B. Titling Your Paper
- Choose a punchy title that introduces your topic and sticks in your reader’s mind.
- Lesson plan
Your title is a key part of your paper–splashed across the top of your soon-to-be glorious piece of writing. It has to both introduce your topic and grip your reader.
Some people prefer to title their paper once they’ve finished writing the body of it. That’s OK. It doesn’t matter when you write it, as long as it’s punchy.
The title, “A Discussion of Symbolism in Shakespeare’s A Midsummer Night’s Dream” gets the most basic job done–tells the reader about the purpose of the paper–but it’s pretty banal and doesn’t exactly put your reader on the edge of his seat.
Instead, try something like “Sensuality, Sensationalism, and Scenery in Shakespearean Comedy”. It’s much more interesting and will leave your reader wanting more. Additionally, this title uses alliteration (repetitive use of the same sound), which adds interest.
It is generally acceptable to use more colloquial language when you’re writing your title compared to the rest of your paper, which should be written in an academic voice (see next section, “Audience and Academic Tone”). Therefore, it’s usually OK to use a catchphrase in your title: “Boys Will Be Men: An Analysis of Greek Childrearing Depicted in The Aeneid“.

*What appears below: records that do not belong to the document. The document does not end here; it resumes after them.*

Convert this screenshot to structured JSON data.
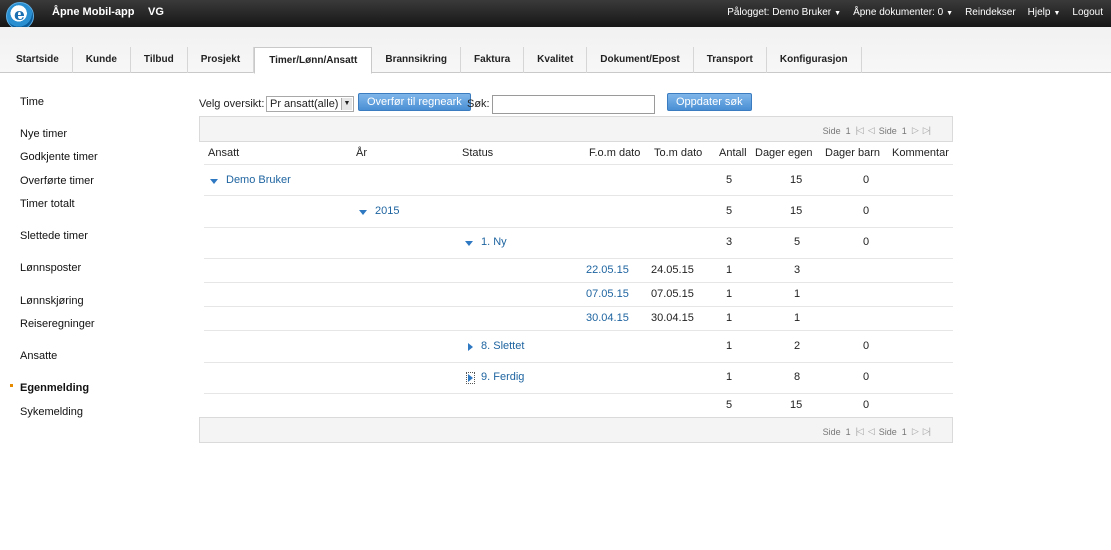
{
  "topbar": {
    "app_title": "Åpne Mobil-app",
    "app_sub": "VG",
    "logged_in": "Pålogget: Demo Bruker",
    "open_docs": "Åpne dokumenter: 0",
    "reindex": "Reindekser",
    "help": "Hjelp",
    "logout": "Logout"
  },
  "tabs": [
    "Startside",
    "Kunde",
    "Tilbud",
    "Prosjekt",
    "Timer/Lønn/Ansatt",
    "Brannsikring",
    "Faktura",
    "Kvalitet",
    "Dokument/Epost",
    "Transport",
    "Konfigurasjon"
  ],
  "active_tab": "Timer/Lønn/Ansatt",
  "sidebar": [
    "Time",
    "Nye timer",
    "Godkjente timer",
    "Overførte timer",
    "Timer totalt",
    "Slettede timer",
    "Lønnsposter",
    "Lønnskjøring",
    "Reiseregninger",
    "Ansatte",
    "Egenmelding",
    "Sykemelding"
  ],
  "sidebar_active": "Egenmelding",
  "toolbar": {
    "overview_label": "Velg oversikt:",
    "overview_value": "Pr ansatt(alle)",
    "transfer_button": "Overfør til regneark",
    "search_label": "Søk:",
    "search_value": "",
    "update_button": "Oppdater søk"
  },
  "pager": {
    "side_label": "Side",
    "page": "1",
    "total": "1"
  },
  "columns": [
    "Ansatt",
    "År",
    "Status",
    "F.o.m dato",
    "To.m dato",
    "Antall",
    "Dager egen",
    "Dager barn",
    "Kommentar"
  ],
  "groups": {
    "employee": {
      "name": "Demo Bruker",
      "antall": "5",
      "dager_egen": "15",
      "dager_barn": "0"
    },
    "year": {
      "name": "2015",
      "antall": "5",
      "dager_egen": "15",
      "dager_barn": "0"
    },
    "status_ny": {
      "name": "1. Ny",
      "antall": "3",
      "dager_egen": "5",
      "dager_barn": "0"
    },
    "status_slettet": {
      "name": "8. Slettet",
      "antall": "1",
      "dager_egen": "2",
      "dager_barn": "0"
    },
    "status_ferdig": {
      "name": "9. Ferdig",
      "antall": "1",
      "dager_egen": "8",
      "dager_barn": "0"
    }
  },
  "detail_rows": [
    {
      "fom": "22.05.15",
      "tom": "24.05.15",
      "antall": "1",
      "dager_egen": "3"
    },
    {
      "fom": "07.05.15",
      "tom": "07.05.15",
      "antall": "1",
      "dager_egen": "1"
    },
    {
      "fom": "30.04.15",
      "tom": "30.04.15",
      "antall": "1",
      "dager_egen": "1"
    }
  ],
  "totals": {
    "antall": "5",
    "dager_egen": "15",
    "dager_barn": "0"
  }
}
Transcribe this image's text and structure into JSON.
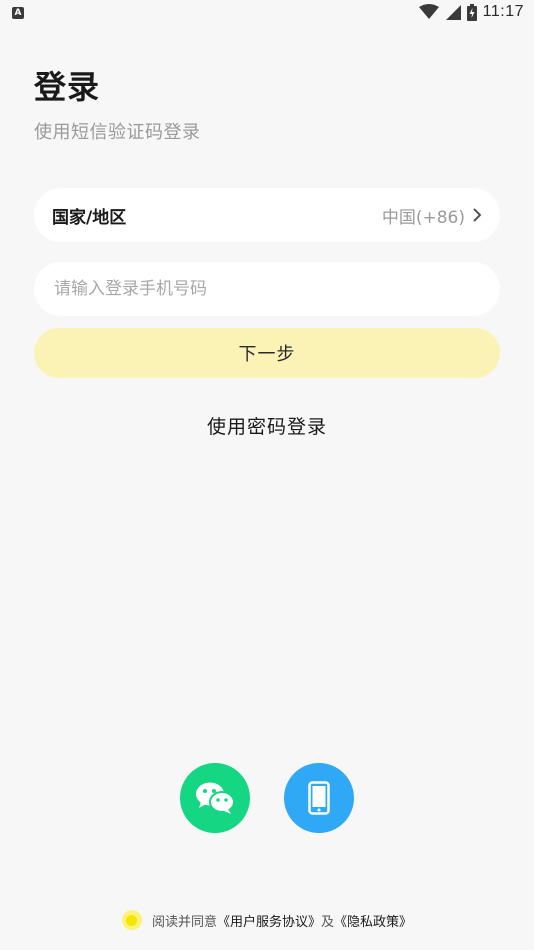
{
  "status_bar": {
    "badge": "A",
    "time": "11:17"
  },
  "header": {
    "title": "登录",
    "subtitle": "使用短信验证码登录"
  },
  "region": {
    "label": "国家/地区",
    "value": "中国(+86)"
  },
  "phone": {
    "placeholder": "请输入登录手机号码",
    "value": ""
  },
  "next_button": {
    "label": "下一步"
  },
  "password_login": {
    "label": "使用密码登录"
  },
  "social": {
    "wechat_icon": "wechat-icon",
    "phone_icon": "smartphone-icon"
  },
  "agreement": {
    "prefix": "阅读并同意",
    "terms": "《用户服务协议》",
    "and": "及",
    "privacy": "《隐私政策》"
  },
  "colors": {
    "background": "#f7f7f7",
    "next_button": "#fbf3b6",
    "wechat": "#14d683",
    "phone": "#2fa8f5",
    "agree_radio": "#f5e600"
  }
}
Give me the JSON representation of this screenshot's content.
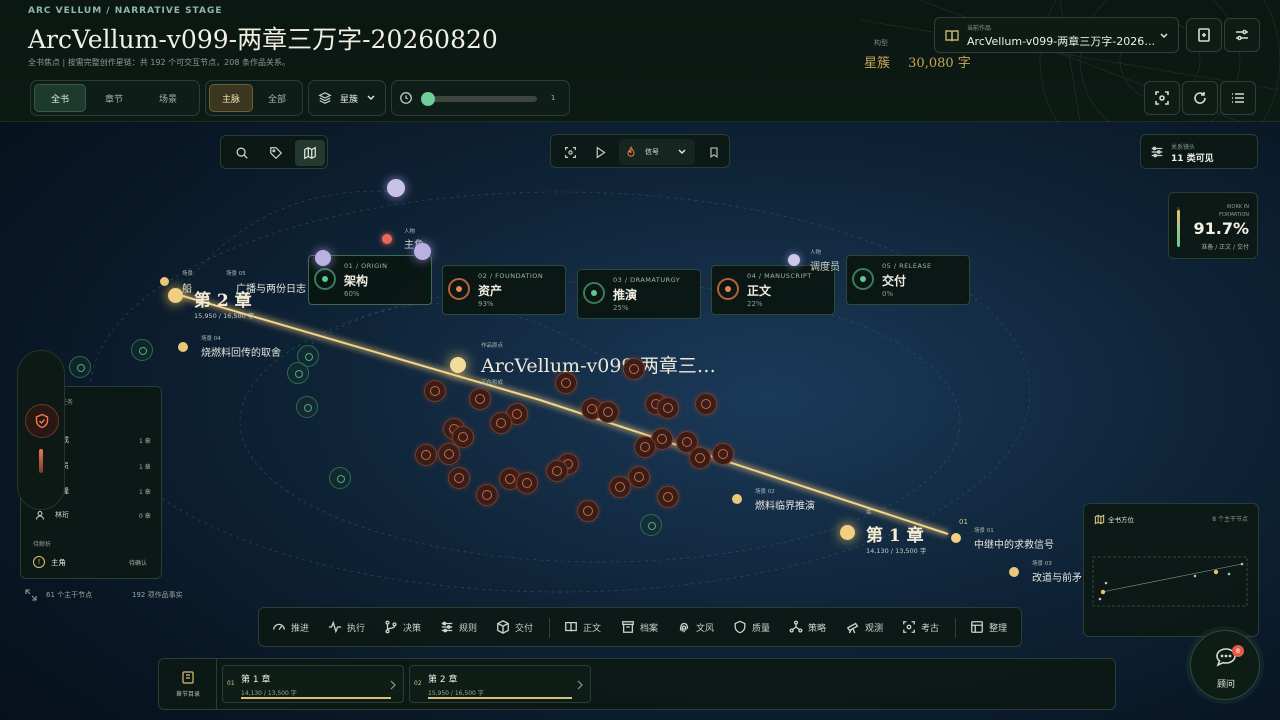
{
  "header": {
    "eyebrow": "ARC VELLUM / NARRATIVE STAGE",
    "title": "ArcVellum-v099-两章三万字-20260820",
    "subtitle": "全书焦点 | 按需完整创作星链：共 192 个可交互节点，208 条作品关系。",
    "scope_tabs": [
      "全书",
      "章节",
      "场景"
    ],
    "scope_active": "全书",
    "line_tabs": [
      "主脉",
      "全部"
    ],
    "line_active": "主脉",
    "layer_label": "星簇",
    "slider_value": "1",
    "meta_label": "构型",
    "meta_value_a": "星簇",
    "meta_value_b": "30,080 字",
    "work_label": "当前作品",
    "work_value": "ArcVellum-v099-两章三万字-2026…"
  },
  "canvas_toolbar": {
    "mode_label": "信号"
  },
  "relations_panel": {
    "label": "关系镜头",
    "value": "11 类可见"
  },
  "formation": {
    "label_a": "WORK IN",
    "label_b": "FORMATION",
    "value": "91.7%",
    "caption": "准备 / 正文 / 交付",
    "progress": 0.917
  },
  "stages": [
    {
      "code": "01 / ORIGIN",
      "name": "架构",
      "pct": "60%"
    },
    {
      "code": "02 / FOUNDATION",
      "name": "资产",
      "pct": "93%"
    },
    {
      "code": "03 / DRAMATURGY",
      "name": "推演",
      "pct": "25%"
    },
    {
      "code": "04 / MANUSCRIPT",
      "name": "正文",
      "pct": "22%"
    },
    {
      "code": "05 / RELEASE",
      "name": "交付",
      "pct": "0%"
    }
  ],
  "graph": {
    "work_tag": "作品原点",
    "work_name": "ArcVellum-v099-两章三…",
    "work_status": "正在形成",
    "protagonist_tag": "人物",
    "protagonist": "主角",
    "dispatcher_tag": "人物",
    "dispatcher": "调度员",
    "ch2_tag_a": "场景",
    "ch2_tag_b": "场景 05",
    "ch2_scene_a": "船",
    "ch2_scene_b": "广播与两份日志",
    "chapter2": "第 2 章",
    "chapter2_words": "15,950 / 16,500 字",
    "scene04_tag": "场景 04",
    "scene04": "烧燃料回传的取舍",
    "scene02_tag": "场景 02",
    "scene02": "燃料临界推演",
    "ch1_tag": "章",
    "chapter1": "第 1 章",
    "chapter1_words": "14,130 / 13,500 字",
    "ch1_num": "01",
    "scene01_tag": "场景 01",
    "scene01": "中继中的求救信号",
    "scene03_tag": "场景 03",
    "scene03": "改道与前矛"
  },
  "left_panel": {
    "header": "任务",
    "rows": [
      {
        "name": "…戎",
        "count": "1 章"
      },
      {
        "name": "…员",
        "count": "1 章"
      },
      {
        "name": "线隆",
        "count": "1 章"
      },
      {
        "name": "林珩",
        "count": "0 章"
      }
    ],
    "section": "待解析",
    "pending_name": "主角",
    "pending_status": "待确认"
  },
  "stats": {
    "nodes": "61 个主干节点",
    "facts": "192 项作品事实"
  },
  "bottom_toolbar": [
    "推进",
    "执行",
    "决策",
    "规则",
    "交付",
    "正文",
    "档案",
    "文风",
    "质量",
    "策略",
    "观测",
    "考古",
    "整理"
  ],
  "chapter_nav": {
    "label": "章节目录",
    "chapters": [
      {
        "num": "01",
        "name": "第 1 章",
        "words": "14,130 / 13,500 字"
      },
      {
        "num": "02",
        "name": "第 2 章",
        "words": "15,950 / 16,500 字"
      }
    ]
  },
  "minimap": {
    "title": "全书方位",
    "count": "8 个主干节点"
  },
  "advisor": {
    "label": "顾问",
    "badge": "8"
  },
  "colors": {
    "accent_green": "#5fc98d",
    "accent_gold": "#e8c36a",
    "node_red": "#c96a45"
  }
}
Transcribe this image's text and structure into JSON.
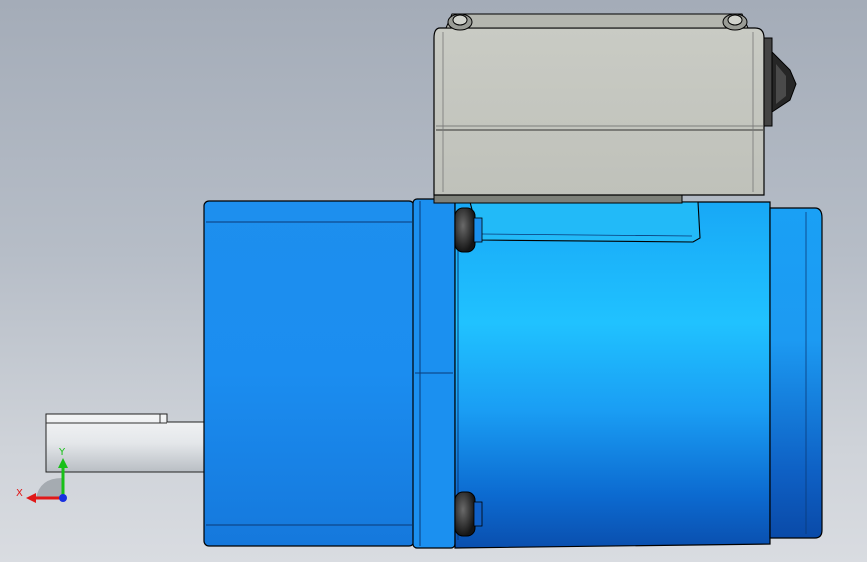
{
  "viewport": {
    "background_top": "#a4acb8",
    "background_bottom": "#d9dce1"
  },
  "model": {
    "body_color": "#1a8ef0",
    "body_highlight": "#20c4ff",
    "terminal_box_color": "#c8cac4",
    "shaft_color": "#e8ebee",
    "screw_color": "#2a2a2a"
  },
  "triad": {
    "x_label": "X",
    "y_label": "Y",
    "x_color": "#e01818",
    "y_color": "#18c018",
    "z_color": "#1830e0"
  }
}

Note this title’s use of the colon. The first title is the catchy, interesting one. But alone, it doesn’t tell you what the paper is about. The subtitle is more academic and reveals the subject of the paper. The colon is useful if you’re concerned that the meaning of your first title may confuse your reader.